Women's ordination has an effect on women in the pews, a new national study finds. Congregations that give women the potential of gender equality in leadership can increase women's trust in, and commitment to, their religious communities.
(RNS) Long viewed as the most religious developed nation, America is slipping toward secularism, like the rest of the West, a new study finds.
(RNS) Behind the story of Christian decline and the rise of “nones” is a long-standing debate about what religion theorists call “secularization,” the broad process by which religion gradually loses its social influence.
(RNS) Gay and lesbian acceptance, increasing racial diversity and growing spontaneity in worship are among the findings in the latest National Congregations Study.
(RNS) For now, statements from church headquarters in Silver Spring, Md., focus less on gender and more on concern that regional church bodies have forged ahead with their own decisions without consensus from the wider denomination.
(RNS) The 2012 GOP ticket _ two Christians who are neither evangelical nor mainline Protestants _ isn't a major marker of social change, experts say, but rather a refection of today's wider, less brand-specific Christian culture. By Cathy Lynn Grossman.

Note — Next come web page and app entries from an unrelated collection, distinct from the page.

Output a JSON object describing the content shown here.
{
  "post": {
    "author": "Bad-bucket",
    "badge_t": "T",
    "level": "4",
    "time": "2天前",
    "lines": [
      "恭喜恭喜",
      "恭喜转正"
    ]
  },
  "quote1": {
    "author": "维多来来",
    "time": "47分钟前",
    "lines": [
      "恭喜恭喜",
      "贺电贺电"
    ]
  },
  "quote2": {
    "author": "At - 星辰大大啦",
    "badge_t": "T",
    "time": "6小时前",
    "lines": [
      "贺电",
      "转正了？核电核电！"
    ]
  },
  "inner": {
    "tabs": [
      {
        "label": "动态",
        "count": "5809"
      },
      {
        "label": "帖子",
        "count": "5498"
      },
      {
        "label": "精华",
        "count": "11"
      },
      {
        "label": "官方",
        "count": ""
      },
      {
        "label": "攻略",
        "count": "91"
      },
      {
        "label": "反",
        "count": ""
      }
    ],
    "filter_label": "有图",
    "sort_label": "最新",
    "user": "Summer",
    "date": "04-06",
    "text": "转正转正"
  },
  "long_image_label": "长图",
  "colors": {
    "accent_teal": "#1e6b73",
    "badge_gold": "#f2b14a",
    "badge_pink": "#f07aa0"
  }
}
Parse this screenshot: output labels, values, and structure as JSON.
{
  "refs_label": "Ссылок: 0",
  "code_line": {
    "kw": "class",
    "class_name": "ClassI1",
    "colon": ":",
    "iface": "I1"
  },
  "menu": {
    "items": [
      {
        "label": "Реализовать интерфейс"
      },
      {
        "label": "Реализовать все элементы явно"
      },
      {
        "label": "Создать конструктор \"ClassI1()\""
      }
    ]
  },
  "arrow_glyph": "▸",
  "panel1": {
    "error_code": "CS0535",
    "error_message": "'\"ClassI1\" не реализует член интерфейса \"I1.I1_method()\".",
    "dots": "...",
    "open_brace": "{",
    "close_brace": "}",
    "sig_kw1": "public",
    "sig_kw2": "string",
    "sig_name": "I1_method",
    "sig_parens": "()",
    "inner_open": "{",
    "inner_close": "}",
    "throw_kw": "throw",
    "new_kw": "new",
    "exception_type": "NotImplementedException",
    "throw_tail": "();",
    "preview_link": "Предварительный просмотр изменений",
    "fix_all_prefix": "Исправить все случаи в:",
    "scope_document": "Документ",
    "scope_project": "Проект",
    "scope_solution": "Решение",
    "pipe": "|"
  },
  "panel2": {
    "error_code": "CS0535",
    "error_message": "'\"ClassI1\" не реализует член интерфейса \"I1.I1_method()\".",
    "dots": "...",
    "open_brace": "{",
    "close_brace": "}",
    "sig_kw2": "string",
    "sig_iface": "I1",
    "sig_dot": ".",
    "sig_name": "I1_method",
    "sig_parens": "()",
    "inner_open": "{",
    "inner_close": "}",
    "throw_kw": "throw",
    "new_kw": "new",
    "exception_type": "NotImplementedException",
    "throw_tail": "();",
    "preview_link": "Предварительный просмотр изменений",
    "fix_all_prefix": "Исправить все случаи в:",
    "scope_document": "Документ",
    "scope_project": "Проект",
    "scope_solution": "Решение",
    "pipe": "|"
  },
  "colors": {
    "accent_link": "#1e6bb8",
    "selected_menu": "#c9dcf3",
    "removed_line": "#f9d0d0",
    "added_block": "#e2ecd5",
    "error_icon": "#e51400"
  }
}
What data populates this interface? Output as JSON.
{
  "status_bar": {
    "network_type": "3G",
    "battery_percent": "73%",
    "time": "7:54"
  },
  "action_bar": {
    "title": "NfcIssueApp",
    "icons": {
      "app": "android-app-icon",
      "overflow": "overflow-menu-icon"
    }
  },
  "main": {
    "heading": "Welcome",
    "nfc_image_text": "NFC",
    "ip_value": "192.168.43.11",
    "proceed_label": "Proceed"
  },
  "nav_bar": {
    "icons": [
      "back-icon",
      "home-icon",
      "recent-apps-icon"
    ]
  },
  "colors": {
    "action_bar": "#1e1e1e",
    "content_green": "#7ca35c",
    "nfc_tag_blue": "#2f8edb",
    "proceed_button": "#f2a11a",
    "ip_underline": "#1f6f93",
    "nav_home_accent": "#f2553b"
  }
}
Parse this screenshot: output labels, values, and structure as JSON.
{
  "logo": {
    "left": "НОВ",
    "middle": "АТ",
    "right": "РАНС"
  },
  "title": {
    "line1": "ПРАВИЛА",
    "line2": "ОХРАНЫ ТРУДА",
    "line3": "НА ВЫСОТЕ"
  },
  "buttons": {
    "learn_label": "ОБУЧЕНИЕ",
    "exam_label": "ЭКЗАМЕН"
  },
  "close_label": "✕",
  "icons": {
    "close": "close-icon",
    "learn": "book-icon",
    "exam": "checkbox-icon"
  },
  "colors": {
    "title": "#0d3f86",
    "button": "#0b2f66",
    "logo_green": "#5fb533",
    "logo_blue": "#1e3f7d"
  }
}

(RNS) Unbelief is on the uptick. People who check "None" for their religious affiliation are now nearly one in five Americans (19 percent), the highest ever documented, according to the Pew Center for the People and the Press. By Cathy Lynn Grossman.